At Comunidades Indigenas en Liderazgo (CIELO), we are extremely lucky to work with an amazing all women led board. Please take a moment to read the amazing work each women has done in their respective fields.
Sequoia M. Hall was raised in Salinas, Ca and pursued higher education in the Bay Area which has made her servant of diverse communities throughout California. Currently, Sequoia is the Program Manager of Alameda County Health Pathway Partnership (ACHPP) and has served on the Leadership Council for East Oakland Building Healthy Communities (a place-based initiative of The California Endowment). Prior to joining ACHPP, she worked for ConnectEd: The California Center of College and Career and with San Francisco Public Utilities Commission, Contracts Administration Bureau. For over a decade, she has worked and volunteered in the Bay Area to pursue her passion in serving disadvantaged youth and young adults in gaining thriving careers in health and public service. She also works to promote and enhance education for underserved communities in the Bay Area. Sequoia was a scholarship recipient of the Incentive Awards Program (IAP) of the University of California, Berkeley where she graduated with a Bachelor of Arts in Social Welfare and a minor in Education; and completed the Policy Fellowship of Women’s Policy Institute-State, Women’s Foundation California. She has a Master’s in Public Administration from the University of Southern California.
Cristina Regalado works at the intersection of social innovations, technology and design. She is the founder of Cristina M. Regalado Workshop, a social innovations design consultancy that helps organizations and leaders match big vision with creative and sustainable solutions. Cristina emigrated from the Philippines in 1984; she applies a critical lens to the social change process based on her lived experience. She brings over 30 years of executive and management expertise in philanthropy, organizational and leadership transformation. Cristina serves as advisor to Cell-Ed, a mobile education tech start-up that provides language and work skills especially to immigrants and refugees. During her stint in philanthropy, Cristina managed over half a billion dollars in grants to help improve the lives of Californians. She serves on several boards of social impact organizations that focus on microfinance, women’s rights, education, immigrant rights and civic engagement. Cristina graduated with an MBA degree from the Peter F. Drucker and Masatoshi Ito Graduate School of Management, Claremont Graduate University.
Shannon Speed is a tribal citizen of the Chickasaw Nation of Oklahoma. She is Director of the American Indian Studies Center (AISC) and Professor of Gender Studies and Anthropology at UCLA. Dr. Speed has worked for the last two decades in Mexico and in the United States on issues of indigenous autonomy, sovereignty, gender, neoliberalism, violence, migration, social justice, and activist research. She has published numerous journal articles and book chapters in English and Spanish, and has published six books and edited volumes, including her most recent, Incarcerated Stories: Indigenous Women Migrants in the Settler Capitalist State. Dr. Speed currently serves as the President of the Native American and Indigenous Studies Association (NAISA). She was born and raised in Los Angeles.

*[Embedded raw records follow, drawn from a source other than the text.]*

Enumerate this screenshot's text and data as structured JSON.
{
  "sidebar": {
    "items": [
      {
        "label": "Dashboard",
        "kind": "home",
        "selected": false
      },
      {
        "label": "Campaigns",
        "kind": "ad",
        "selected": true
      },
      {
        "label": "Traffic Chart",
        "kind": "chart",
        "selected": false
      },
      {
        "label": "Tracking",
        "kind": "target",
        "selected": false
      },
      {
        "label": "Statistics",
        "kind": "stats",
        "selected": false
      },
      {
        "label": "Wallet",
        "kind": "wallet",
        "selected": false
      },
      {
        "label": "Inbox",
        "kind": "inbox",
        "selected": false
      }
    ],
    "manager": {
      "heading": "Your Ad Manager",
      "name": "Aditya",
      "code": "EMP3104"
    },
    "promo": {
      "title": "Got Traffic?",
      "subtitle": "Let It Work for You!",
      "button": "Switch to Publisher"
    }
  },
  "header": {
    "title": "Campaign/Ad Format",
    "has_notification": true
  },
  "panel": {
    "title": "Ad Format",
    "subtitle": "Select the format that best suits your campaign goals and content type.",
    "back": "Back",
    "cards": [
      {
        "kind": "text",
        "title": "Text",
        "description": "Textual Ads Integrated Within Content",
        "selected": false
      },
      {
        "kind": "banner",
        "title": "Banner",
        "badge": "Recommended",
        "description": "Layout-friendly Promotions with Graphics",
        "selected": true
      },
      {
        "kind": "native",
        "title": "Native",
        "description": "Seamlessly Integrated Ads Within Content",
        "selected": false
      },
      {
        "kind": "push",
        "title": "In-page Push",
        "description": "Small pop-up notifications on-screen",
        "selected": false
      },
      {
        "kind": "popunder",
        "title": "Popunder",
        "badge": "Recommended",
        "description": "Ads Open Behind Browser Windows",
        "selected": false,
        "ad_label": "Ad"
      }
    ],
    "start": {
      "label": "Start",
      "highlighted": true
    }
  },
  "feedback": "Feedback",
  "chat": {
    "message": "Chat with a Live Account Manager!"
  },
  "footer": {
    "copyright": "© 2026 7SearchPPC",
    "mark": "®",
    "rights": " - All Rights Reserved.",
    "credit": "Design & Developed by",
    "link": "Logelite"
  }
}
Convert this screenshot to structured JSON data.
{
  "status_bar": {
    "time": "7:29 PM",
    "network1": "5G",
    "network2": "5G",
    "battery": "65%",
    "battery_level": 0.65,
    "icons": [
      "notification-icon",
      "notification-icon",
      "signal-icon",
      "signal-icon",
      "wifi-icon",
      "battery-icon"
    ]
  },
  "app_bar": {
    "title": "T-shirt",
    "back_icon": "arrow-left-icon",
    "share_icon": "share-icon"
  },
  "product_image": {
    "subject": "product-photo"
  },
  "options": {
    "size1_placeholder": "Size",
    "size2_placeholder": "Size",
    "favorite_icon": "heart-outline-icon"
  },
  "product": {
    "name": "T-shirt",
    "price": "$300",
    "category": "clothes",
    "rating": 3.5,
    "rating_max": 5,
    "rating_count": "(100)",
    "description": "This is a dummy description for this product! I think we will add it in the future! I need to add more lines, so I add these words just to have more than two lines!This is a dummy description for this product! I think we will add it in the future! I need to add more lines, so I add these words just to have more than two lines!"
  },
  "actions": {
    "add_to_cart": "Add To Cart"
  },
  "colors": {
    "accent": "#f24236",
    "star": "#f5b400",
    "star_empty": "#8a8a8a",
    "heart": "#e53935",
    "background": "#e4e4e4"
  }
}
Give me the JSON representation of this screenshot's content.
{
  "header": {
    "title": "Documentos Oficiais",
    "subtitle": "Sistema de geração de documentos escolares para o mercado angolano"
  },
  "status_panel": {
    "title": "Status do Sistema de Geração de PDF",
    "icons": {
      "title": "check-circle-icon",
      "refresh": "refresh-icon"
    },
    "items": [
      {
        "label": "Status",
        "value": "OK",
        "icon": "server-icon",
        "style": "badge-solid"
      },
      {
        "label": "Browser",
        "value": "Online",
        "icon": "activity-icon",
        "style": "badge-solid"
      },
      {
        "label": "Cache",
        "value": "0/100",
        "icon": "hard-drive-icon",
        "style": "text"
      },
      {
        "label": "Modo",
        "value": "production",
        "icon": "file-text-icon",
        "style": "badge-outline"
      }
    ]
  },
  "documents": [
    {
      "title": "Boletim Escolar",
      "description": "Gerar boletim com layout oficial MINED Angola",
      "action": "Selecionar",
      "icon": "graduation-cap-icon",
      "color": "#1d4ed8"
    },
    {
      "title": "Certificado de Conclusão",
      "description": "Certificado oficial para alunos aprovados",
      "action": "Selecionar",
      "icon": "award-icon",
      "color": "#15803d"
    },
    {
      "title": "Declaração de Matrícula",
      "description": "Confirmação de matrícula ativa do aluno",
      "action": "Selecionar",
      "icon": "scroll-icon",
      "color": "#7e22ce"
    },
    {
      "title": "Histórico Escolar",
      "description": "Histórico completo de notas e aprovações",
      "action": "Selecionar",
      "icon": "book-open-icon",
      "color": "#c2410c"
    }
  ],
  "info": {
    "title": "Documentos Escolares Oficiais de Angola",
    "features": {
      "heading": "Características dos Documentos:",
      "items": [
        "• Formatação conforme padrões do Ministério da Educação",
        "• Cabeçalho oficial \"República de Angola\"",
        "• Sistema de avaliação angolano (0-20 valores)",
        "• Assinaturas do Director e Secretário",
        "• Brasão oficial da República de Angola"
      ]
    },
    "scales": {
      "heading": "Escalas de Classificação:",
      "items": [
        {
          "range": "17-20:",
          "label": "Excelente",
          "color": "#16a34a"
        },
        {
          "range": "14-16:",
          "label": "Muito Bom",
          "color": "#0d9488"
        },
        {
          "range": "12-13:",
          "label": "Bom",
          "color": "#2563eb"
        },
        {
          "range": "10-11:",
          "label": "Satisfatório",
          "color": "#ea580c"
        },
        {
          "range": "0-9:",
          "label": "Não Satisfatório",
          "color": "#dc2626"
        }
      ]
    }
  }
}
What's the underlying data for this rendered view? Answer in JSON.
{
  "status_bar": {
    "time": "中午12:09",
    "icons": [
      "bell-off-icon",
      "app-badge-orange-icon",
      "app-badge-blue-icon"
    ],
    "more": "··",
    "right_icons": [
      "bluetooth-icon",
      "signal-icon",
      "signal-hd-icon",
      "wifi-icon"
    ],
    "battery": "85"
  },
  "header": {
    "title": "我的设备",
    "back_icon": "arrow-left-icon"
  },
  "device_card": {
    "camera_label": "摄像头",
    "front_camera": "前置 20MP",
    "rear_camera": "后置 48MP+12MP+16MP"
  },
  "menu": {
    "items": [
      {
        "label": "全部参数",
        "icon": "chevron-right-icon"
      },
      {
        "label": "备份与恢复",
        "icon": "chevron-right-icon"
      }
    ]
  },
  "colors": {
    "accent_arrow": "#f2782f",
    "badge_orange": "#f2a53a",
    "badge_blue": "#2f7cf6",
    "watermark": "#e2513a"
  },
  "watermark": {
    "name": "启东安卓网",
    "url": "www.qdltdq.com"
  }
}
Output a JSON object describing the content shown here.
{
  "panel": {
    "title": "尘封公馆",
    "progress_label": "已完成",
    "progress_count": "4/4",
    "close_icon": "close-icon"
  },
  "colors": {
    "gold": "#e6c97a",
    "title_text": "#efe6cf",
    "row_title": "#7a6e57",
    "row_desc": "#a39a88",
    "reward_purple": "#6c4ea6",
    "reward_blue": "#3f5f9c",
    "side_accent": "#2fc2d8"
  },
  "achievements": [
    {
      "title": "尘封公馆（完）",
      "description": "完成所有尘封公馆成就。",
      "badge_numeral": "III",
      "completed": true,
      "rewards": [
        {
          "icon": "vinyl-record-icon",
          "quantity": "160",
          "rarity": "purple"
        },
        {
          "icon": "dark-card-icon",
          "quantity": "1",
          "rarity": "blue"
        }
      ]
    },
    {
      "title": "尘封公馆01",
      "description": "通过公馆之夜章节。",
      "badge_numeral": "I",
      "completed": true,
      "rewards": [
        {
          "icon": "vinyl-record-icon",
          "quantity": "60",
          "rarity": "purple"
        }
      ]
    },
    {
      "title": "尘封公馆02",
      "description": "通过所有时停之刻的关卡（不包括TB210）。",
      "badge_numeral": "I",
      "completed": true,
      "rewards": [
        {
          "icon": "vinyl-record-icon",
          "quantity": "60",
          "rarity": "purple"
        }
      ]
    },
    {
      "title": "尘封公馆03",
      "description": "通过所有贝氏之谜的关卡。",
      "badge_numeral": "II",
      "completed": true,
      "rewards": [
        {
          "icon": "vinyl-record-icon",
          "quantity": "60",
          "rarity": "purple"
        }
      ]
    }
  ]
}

Ivonne J. Rosales was raised in Los Angeles. She graduated from UC Berkeley with a major in peace and conflict studies. She is a Marketing Specialist with a demonstrated history of working in marketing across multiple media channels. Throughout her career she’s worked with brands such as Dr.Pepper/Snapple Group, American Honda Motor Co., Wells Fargo and most recently Capital Group American Funds. On her off time, she lends her marketing skills to non-profit and small businesses to consult on best media campaign practices. She is fond of home-renovations, her dog Dante and husband Julio.
Xiomara Corpeño has spent the last 20 years of her life working for justice as both staff in the non-profit sector and as volunteer. In 2004, she returned to Los Angeles to work for CHIRLA, developing its first in-house Mobilize the Immigrant Vote campaign. During her 12-year tenure at CHIRLA, she led, developed, and advanced several immigrant justice campaigns like Driver’s Licenses for All and the campaign for Comprehensive Immigration Reform. Under her leadership, CHIRLA created the first state-wide, immigrant student-led network, the California Dream Network, and also founded the California Domestic Workers Coalition. She played a lead role in creating the Los Angeles Raids Rapid Response Network, a partnership among community organizations, legal service providers, and private attorneys to defend workers targeted by ICE workplace raids.
In early 2016, Xiomara joined the Groundswell Fund, one of the largest reproductive justice funders in the U.S., focused on supporting women of color leadership. As the Director of Capacity Building, she oversaw the development and implementation of three capacity building programs which served 38 organizations nation-wide. In addition to providing technical assistance in grassroots organizing and integrated voter engagement, the program also prioritized general support and field program funding.
In November 2018, as the immigrant caravan arrived in Tijuana, Xiomara formed the Southern California Solidarity Network for the Central American Caravan, helping create a network of 15+ organizations and 20 individual volunteers to provide streamlined direct assistance to migrants in Tijuana.